Work item
Take every line in the entries that includes the word "marker" and copy it.

*** Opening Source records ***

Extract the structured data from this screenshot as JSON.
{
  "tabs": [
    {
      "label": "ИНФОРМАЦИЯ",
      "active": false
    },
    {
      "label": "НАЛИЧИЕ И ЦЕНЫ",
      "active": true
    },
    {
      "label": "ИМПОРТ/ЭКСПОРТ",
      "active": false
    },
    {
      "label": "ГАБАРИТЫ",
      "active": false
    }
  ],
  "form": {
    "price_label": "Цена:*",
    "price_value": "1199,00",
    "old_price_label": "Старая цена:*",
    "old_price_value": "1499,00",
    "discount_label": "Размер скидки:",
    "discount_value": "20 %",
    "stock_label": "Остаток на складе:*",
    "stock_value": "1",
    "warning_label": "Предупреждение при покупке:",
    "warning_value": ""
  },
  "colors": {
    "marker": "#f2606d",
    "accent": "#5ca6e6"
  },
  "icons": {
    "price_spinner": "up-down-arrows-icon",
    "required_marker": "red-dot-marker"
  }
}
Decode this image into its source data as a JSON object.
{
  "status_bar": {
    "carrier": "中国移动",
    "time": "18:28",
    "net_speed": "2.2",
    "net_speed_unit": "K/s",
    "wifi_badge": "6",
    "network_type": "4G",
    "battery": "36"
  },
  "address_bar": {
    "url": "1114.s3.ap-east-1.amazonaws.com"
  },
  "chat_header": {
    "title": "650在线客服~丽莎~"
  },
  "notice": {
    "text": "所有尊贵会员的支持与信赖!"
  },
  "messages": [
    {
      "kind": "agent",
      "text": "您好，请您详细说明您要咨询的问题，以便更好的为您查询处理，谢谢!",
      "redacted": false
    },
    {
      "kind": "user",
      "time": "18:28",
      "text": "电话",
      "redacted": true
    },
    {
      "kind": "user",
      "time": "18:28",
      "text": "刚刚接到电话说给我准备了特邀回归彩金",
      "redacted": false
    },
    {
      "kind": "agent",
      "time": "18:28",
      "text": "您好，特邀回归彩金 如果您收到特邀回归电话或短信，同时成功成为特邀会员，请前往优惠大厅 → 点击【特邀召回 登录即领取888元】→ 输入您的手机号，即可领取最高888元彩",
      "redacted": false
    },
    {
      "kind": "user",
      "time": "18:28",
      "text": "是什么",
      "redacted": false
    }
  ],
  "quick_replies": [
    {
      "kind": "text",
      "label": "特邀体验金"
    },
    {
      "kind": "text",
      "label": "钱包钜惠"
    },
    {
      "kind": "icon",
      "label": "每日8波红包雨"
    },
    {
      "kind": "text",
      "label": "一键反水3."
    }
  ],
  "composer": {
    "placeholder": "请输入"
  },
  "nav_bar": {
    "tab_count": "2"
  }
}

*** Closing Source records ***

Expected answer
    "marker": "#f2606d",
    "required_marker": "red-dot-marker"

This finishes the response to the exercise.